** Data for review follows **

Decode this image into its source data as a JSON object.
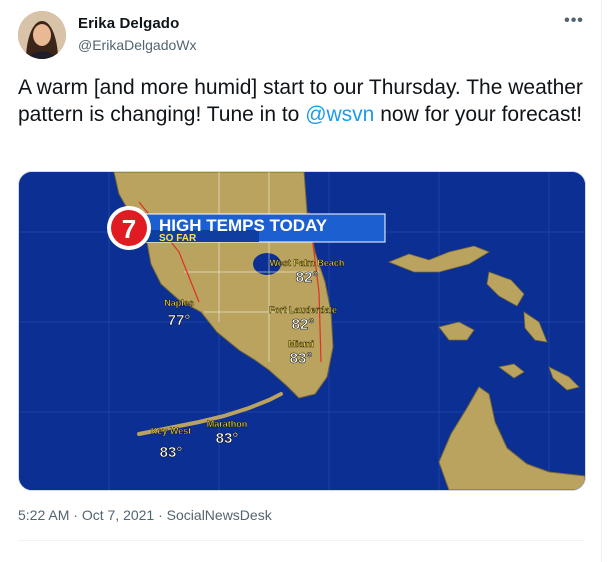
{
  "author": {
    "name": "Erika Delgado",
    "handle": "@ErikaDelgadoWx"
  },
  "tweet": {
    "text_before": "A warm [and more humid] start to our Thursday. The weather pattern is changing!  Tune in to ",
    "mention": "@wsvn",
    "text_after": " now for your forecast!"
  },
  "more_label": "•••",
  "graphic": {
    "logo_number": "7",
    "headline": "HIGH TEMPS TODAY",
    "subheadline": "SO FAR",
    "cities": [
      {
        "name": "West Palm Beach",
        "temp": "82°"
      },
      {
        "name": "Naples",
        "temp": "77°"
      },
      {
        "name": "Fort Lauderdale",
        "temp": "82°"
      },
      {
        "name": "Miami",
        "temp": "83°"
      },
      {
        "name": "Key West",
        "temp": "83°"
      },
      {
        "name": "Marathon",
        "temp": "83°"
      }
    ]
  },
  "meta": {
    "time": "5:22 AM",
    "sep1": " · ",
    "date": "Oct 7, 2021",
    "sep2": " · ",
    "source": "SocialNewsDesk"
  },
  "colors": {
    "ocean": "#0c2f93",
    "land": "#b9a35f",
    "link": "#1d9bf0",
    "city_label": "#ffe14a",
    "banner": "#1b5fd0"
  }
}
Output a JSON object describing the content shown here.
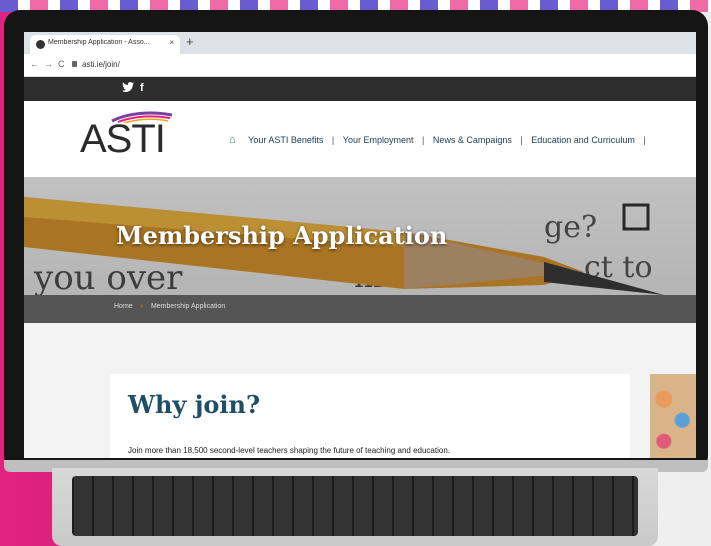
{
  "browser": {
    "tab_title": "Membership Application - Asso...",
    "tab_close": "×",
    "new_tab": "+",
    "url": "asti.ie/join/",
    "back": "←",
    "forward": "→",
    "reload": "C"
  },
  "social": {
    "twitter": "🐦",
    "facebook": "f"
  },
  "header": {
    "logo": "ASTI",
    "nav_items": [
      {
        "label": "Your ASTI Benefits"
      },
      {
        "label": "Your Employment"
      },
      {
        "label": "News & Campaigns"
      },
      {
        "label": "Education and Curriculum"
      }
    ],
    "separator": "|",
    "home_icon": "⌂"
  },
  "hero": {
    "title": "Membership Application",
    "bg_words": "you over   ment is   ge?   ct to"
  },
  "breadcrumb": {
    "home": "Home",
    "arrow": "›",
    "current": "Membership Application"
  },
  "main": {
    "heading": "Why join?",
    "text": "Join more than 18,500 second-level teachers shaping the future of teaching and education."
  },
  "colors": {
    "accent": "#e0237e",
    "heading": "#1f4f66",
    "home_icon": "#1e7f6e"
  }
}
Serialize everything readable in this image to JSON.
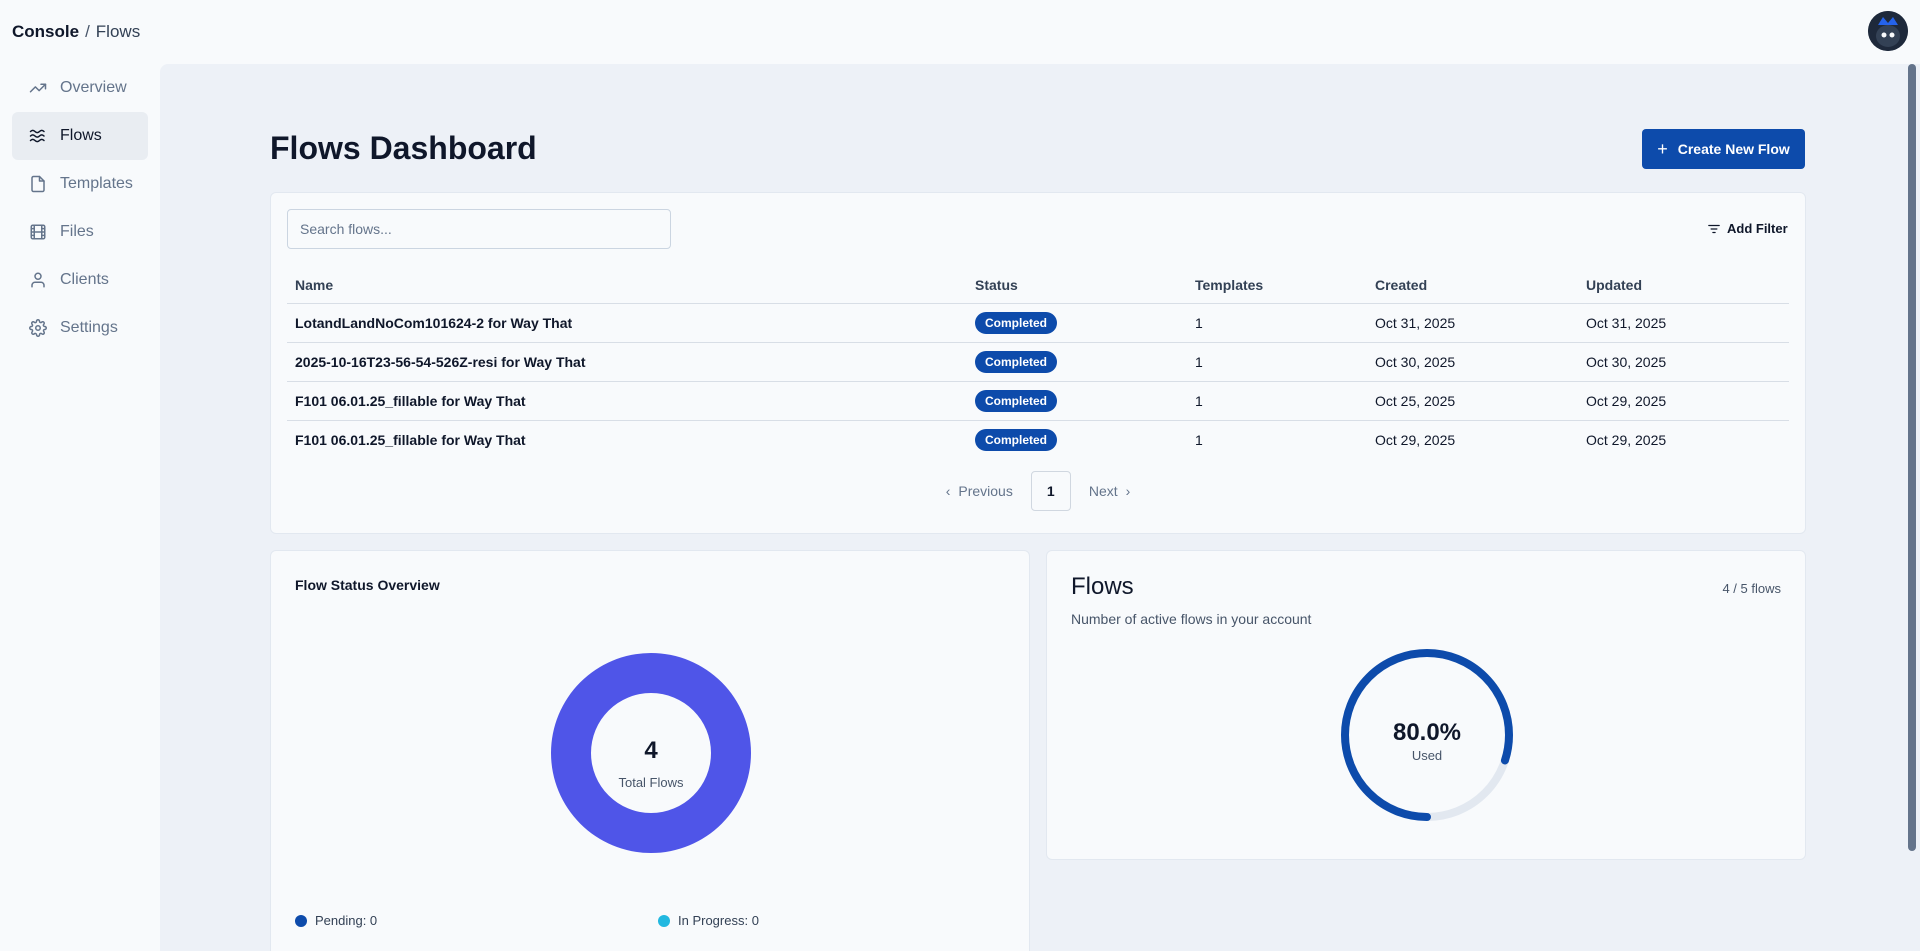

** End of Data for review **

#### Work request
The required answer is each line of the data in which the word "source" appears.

#### Response
Decode this image into its source data as a JSON object.
    "source": "SocialNewsDesk"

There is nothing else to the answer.